▸ **What is expected**:
Look through the listing below for lines containing "true". State how many there are, and nothing else.

▸ **Records for the task**:

=== Section Start ===

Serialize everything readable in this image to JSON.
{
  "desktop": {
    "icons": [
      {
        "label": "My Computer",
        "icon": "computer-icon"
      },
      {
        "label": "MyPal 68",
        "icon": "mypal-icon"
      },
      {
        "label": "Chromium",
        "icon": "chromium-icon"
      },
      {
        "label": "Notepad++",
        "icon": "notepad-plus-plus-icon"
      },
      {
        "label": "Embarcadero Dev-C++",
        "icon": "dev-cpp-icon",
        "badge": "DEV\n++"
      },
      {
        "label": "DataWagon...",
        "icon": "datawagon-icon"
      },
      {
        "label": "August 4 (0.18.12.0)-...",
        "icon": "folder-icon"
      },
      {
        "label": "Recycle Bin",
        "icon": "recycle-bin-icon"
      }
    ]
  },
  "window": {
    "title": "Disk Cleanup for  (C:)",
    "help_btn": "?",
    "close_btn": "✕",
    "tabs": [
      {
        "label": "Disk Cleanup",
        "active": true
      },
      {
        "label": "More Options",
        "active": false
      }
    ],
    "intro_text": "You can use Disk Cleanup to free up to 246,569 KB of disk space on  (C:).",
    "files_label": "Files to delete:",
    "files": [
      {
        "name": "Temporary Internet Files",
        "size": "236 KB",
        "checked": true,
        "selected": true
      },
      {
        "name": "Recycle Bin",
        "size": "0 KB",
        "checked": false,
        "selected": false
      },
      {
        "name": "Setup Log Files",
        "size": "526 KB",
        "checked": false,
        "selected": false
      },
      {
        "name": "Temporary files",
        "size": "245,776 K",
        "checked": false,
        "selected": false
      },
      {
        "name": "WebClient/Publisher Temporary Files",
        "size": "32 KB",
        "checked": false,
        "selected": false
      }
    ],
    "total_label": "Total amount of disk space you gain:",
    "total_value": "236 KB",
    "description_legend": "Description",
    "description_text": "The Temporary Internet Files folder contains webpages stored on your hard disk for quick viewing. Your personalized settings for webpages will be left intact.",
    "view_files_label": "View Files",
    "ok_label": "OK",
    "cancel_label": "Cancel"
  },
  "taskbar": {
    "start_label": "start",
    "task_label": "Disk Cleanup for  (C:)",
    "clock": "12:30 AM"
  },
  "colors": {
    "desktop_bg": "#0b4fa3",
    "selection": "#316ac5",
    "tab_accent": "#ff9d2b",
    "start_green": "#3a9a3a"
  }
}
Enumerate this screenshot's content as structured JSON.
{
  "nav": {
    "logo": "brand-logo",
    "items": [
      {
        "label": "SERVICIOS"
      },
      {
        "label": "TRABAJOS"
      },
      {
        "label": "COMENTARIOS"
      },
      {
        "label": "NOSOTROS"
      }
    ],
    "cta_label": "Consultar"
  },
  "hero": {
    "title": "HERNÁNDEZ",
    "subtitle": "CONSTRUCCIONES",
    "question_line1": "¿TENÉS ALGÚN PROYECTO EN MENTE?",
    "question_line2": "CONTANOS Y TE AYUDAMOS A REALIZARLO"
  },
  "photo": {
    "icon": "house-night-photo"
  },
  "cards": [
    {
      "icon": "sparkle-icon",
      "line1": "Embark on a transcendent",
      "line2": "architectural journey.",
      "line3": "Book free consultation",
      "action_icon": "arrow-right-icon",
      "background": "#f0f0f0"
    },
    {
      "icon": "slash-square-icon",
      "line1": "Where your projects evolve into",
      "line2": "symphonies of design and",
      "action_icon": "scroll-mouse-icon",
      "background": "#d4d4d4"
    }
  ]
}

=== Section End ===

▸ **Output**:
3